Regulatory policy had been totally perverse and business cycle-exacerbating where money and credit creation were concerned. Monetary policy had attempted to offset the negative effects of regulation but without success. Higher capital and liquidity ratios should have been imposed in the boom not in the recession. QE was not a silver bullet. The only remaining argument for it now was to offset regulatory mistakes that should not have happened in the first place. Private-sector agents were not spending and investing because they faced hugely excessive regulatory uncertainty, tax unpredictability, and political risk. Politicians and bureaucrats needed to stop making matters worse and cease their confidence-sapping anti-business rhetoric. The economy required a predictable and stable banking system. Competition in the banking system could be brought in by employing anti-monopoly legislation to break-up the bigger banks, perhaps into their original constituents that existed before the clearing bank mergers of the late 1960s. This would reduce the ‘too big to fail’ problem without requiring the wholesale socialisation of the banking system that current policies were engendering.

Comment by Akos Valentinyi
(Cardiff Business School, Cardiff University)
Vote: Hold Bank Rate; no further QE.
Bias: To tighten.

Akos Valentinyi repeated that it was too early to say that inflation was on a sustained downward path. There remained significant inflation risks and expectations of inflation on the Bank of England’s own survey continued to point to an upward path. Low unemployment in the current stage of the recession could be interpreted as a positive inflation surprise. He said that there was no need for interest rates to rise immediately but his bias was for a rise in the near future.
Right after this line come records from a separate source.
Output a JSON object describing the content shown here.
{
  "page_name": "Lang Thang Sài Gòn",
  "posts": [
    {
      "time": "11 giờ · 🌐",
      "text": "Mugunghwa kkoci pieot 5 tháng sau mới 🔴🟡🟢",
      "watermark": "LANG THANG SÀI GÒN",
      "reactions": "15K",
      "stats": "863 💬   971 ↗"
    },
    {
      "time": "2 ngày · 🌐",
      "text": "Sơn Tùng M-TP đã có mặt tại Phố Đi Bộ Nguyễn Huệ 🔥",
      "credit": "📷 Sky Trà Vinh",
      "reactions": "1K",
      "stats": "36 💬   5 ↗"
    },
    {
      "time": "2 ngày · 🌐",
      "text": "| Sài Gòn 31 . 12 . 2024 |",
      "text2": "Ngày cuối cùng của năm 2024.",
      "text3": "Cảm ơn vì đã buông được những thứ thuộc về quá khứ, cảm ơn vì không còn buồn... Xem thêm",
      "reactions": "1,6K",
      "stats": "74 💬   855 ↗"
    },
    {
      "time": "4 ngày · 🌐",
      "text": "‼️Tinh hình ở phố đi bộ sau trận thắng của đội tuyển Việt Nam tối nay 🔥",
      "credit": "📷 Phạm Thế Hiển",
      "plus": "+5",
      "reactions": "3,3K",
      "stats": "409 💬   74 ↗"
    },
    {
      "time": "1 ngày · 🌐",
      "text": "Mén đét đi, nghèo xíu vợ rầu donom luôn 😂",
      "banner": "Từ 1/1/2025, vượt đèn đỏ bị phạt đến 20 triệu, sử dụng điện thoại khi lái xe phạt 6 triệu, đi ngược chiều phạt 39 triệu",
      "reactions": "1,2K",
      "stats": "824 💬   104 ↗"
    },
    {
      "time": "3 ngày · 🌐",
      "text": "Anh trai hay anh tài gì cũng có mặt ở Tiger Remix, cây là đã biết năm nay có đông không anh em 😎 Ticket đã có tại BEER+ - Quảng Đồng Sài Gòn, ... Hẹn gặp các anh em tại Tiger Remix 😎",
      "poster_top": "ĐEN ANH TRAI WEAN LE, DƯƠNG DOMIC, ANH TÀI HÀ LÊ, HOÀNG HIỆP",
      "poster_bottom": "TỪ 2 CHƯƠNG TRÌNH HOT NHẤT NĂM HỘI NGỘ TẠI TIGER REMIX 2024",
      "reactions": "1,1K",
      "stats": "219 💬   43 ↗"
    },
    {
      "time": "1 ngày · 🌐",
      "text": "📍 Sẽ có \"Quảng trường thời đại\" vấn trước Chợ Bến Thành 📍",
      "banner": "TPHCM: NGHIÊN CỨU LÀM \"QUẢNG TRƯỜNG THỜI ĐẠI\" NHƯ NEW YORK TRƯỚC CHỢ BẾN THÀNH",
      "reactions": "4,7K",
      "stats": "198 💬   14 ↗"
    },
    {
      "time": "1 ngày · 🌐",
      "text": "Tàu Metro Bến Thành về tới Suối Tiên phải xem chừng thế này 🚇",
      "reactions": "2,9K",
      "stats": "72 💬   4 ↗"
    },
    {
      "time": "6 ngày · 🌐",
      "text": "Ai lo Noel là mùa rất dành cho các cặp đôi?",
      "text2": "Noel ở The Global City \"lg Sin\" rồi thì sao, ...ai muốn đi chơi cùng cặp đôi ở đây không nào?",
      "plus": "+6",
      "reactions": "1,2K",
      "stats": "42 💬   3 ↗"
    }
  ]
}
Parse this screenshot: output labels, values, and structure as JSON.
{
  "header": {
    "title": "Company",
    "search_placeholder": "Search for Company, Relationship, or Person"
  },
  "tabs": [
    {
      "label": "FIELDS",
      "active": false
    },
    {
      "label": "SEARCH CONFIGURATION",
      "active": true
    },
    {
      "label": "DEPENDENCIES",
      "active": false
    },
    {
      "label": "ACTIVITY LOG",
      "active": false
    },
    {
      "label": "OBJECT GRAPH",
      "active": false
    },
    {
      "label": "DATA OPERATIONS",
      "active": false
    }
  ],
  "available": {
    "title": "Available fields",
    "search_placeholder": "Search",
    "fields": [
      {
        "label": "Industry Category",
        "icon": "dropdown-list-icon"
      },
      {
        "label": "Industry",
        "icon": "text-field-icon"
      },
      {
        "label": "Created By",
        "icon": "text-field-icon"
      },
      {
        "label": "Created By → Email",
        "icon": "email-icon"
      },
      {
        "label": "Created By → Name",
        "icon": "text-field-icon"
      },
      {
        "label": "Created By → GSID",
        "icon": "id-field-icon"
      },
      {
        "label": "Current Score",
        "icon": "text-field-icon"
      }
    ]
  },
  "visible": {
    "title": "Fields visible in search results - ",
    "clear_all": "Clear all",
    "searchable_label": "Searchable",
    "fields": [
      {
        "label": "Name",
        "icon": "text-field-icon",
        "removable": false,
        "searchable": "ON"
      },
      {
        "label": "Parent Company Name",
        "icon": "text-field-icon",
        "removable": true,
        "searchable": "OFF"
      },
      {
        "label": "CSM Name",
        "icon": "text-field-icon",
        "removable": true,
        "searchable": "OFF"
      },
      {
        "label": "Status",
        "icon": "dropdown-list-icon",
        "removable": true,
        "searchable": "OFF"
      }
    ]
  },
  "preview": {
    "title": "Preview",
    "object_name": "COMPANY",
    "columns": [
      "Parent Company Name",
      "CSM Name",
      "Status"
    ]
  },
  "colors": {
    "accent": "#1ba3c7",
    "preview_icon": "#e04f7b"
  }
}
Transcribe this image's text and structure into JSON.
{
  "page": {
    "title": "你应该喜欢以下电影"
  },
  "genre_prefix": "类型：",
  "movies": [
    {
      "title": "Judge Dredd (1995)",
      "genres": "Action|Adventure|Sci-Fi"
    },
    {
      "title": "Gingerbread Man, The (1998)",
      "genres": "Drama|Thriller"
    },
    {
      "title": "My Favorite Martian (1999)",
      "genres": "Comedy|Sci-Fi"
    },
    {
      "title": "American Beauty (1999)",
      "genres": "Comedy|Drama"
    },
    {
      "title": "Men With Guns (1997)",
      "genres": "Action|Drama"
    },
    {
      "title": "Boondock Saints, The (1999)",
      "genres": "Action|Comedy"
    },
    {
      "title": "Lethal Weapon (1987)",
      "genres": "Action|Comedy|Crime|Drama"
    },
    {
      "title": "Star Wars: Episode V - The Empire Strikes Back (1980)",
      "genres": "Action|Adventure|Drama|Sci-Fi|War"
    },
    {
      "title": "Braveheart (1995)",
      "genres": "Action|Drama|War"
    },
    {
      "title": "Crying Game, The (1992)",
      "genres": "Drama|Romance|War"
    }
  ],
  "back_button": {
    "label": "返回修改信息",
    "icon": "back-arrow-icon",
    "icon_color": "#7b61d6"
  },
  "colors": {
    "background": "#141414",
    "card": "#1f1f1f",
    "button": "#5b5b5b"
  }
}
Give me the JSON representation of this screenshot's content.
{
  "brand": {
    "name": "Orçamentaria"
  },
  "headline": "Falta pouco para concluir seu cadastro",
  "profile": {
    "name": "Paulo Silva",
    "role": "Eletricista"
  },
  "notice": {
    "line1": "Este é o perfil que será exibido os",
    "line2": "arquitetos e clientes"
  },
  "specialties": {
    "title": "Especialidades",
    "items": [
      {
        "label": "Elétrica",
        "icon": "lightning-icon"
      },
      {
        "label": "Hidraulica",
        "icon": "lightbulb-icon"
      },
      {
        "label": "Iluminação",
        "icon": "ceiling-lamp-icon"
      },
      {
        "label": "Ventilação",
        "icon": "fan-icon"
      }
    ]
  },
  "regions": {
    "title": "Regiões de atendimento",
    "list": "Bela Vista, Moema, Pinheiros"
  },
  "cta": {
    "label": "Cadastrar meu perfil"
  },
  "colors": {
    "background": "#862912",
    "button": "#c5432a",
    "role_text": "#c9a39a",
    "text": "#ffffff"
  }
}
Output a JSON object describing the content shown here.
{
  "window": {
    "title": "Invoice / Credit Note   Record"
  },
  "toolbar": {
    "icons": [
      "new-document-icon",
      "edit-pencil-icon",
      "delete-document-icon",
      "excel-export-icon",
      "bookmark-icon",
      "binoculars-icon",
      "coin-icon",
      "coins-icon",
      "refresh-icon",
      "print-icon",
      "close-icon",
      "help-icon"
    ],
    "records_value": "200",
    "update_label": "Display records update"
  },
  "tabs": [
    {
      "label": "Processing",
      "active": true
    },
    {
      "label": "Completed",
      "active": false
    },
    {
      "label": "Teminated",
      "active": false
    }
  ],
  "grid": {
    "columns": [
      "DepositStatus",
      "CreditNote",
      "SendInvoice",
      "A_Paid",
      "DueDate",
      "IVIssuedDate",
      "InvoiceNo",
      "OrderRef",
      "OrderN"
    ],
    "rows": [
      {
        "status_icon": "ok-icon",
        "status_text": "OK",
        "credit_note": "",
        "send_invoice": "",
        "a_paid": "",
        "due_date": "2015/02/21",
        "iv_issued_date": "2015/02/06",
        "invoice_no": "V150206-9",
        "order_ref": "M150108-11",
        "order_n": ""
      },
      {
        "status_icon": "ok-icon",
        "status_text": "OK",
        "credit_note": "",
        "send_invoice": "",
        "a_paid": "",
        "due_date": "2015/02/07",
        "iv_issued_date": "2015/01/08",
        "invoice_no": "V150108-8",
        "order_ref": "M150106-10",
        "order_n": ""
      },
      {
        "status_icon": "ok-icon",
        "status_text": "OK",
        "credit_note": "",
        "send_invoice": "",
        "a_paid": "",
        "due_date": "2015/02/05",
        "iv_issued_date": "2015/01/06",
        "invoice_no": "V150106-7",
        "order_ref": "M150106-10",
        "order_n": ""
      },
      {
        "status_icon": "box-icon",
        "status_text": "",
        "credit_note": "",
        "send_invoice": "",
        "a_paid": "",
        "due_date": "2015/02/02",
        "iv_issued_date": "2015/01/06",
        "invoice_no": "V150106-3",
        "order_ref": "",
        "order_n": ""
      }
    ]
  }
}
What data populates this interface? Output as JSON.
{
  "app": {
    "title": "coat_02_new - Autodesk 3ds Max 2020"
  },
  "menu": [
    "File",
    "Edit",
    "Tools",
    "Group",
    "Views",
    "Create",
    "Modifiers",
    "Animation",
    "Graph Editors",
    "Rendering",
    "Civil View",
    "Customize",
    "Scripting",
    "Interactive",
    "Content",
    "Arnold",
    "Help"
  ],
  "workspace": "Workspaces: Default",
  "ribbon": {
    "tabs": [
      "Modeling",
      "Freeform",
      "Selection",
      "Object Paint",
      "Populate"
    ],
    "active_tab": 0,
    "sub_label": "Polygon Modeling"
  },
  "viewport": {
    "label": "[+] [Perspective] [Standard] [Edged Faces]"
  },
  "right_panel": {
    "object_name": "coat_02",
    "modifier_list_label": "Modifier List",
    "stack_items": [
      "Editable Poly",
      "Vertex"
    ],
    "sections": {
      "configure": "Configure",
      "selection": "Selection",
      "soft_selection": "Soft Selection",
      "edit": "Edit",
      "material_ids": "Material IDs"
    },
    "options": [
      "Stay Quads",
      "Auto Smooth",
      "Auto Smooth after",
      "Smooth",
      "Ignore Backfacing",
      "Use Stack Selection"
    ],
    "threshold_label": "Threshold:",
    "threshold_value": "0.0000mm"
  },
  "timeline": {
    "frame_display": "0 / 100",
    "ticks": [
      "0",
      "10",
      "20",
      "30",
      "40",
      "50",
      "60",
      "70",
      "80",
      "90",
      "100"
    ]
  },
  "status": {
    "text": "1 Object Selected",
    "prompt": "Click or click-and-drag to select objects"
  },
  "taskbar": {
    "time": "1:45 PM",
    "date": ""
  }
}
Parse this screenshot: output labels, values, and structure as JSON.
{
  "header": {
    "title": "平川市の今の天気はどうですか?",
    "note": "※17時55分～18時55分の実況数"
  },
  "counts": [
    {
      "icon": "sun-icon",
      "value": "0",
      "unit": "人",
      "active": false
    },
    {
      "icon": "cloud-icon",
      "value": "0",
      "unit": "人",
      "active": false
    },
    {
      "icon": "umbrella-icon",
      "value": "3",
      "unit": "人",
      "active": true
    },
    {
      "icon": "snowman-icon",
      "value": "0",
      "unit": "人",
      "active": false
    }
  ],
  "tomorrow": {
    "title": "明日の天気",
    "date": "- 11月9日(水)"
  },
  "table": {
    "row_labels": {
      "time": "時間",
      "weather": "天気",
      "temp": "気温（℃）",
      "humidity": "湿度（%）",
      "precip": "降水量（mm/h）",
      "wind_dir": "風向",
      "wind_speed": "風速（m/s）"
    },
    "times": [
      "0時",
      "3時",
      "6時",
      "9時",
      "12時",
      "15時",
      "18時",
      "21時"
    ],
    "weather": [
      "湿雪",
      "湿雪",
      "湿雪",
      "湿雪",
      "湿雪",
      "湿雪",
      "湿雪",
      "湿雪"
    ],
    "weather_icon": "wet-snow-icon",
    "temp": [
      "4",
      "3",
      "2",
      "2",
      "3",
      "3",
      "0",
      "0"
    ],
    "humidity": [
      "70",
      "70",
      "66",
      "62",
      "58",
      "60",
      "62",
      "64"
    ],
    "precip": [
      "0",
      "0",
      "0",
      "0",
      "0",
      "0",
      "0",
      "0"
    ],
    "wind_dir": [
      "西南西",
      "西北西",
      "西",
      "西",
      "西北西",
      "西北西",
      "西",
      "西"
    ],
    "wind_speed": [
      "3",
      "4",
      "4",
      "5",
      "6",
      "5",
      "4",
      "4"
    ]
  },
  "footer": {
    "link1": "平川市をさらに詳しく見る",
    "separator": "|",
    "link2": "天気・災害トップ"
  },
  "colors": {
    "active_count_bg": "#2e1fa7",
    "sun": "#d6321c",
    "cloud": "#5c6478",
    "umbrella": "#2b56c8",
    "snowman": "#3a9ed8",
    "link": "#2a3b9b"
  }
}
He said that QE should be put on hold for the moment.

Comment by Peter Warburton
(Economic